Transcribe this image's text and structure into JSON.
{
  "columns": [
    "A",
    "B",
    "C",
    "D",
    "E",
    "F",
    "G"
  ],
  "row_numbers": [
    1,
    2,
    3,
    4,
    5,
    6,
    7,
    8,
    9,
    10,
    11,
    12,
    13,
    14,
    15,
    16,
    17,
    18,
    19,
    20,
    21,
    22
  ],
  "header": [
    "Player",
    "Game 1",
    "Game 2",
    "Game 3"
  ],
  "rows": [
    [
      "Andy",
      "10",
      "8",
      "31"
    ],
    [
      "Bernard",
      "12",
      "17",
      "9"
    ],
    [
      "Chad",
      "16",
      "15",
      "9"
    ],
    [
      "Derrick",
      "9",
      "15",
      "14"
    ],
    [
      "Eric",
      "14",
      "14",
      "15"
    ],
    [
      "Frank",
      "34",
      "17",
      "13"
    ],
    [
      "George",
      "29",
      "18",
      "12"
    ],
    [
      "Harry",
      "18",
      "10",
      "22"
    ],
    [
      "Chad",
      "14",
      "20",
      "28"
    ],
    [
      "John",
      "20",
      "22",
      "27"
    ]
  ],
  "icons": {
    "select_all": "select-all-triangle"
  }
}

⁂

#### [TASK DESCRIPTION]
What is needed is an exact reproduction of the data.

#### [RESPONSE]
Transcribe this image's text and structure into JSON.
{
  "columns": [
    "A",
    "B",
    "C",
    "D",
    "E",
    "F",
    "G"
  ],
  "row_numbers": [
    1,
    2,
    3,
    4,
    5,
    6,
    7,
    8,
    9,
    10,
    11,
    12,
    13,
    14,
    15,
    16,
    17,
    18,
    19,
    20,
    21,
    22
  ],
  "header": [
    "Player",
    "Game 1",
    "Game 2",
    "Game 3"
  ],
  "rows": [
    [
      "Andy",
      "10",
      "8",
      "31"
    ],
    [
      "Bernard",
      "12",
      "17",
      "9"
    ],
    [
      "Chad",
      "16",
      "15",
      "9"
    ],
    [
      "Derrick",
      "9",
      "15",
      "14"
    ],
    [
      "Eric",
      "14",
      "14",
      "15"
    ],
    [
      "Frank",
      "34",
      "17",
      "13"
    ],
    [
      "George",
      "29",
      "18",
      "12"
    ],
    [
      "Harry",
      "18",
      "10",
      "22"
    ],
    [
      "Chad",
      "14",
      "20",
      "28"
    ],
    [
      "John",
      "20",
      "22",
      "27"
    ]
  ],
  "icons": {
    "select_all": "select-all-triangle"
  }
}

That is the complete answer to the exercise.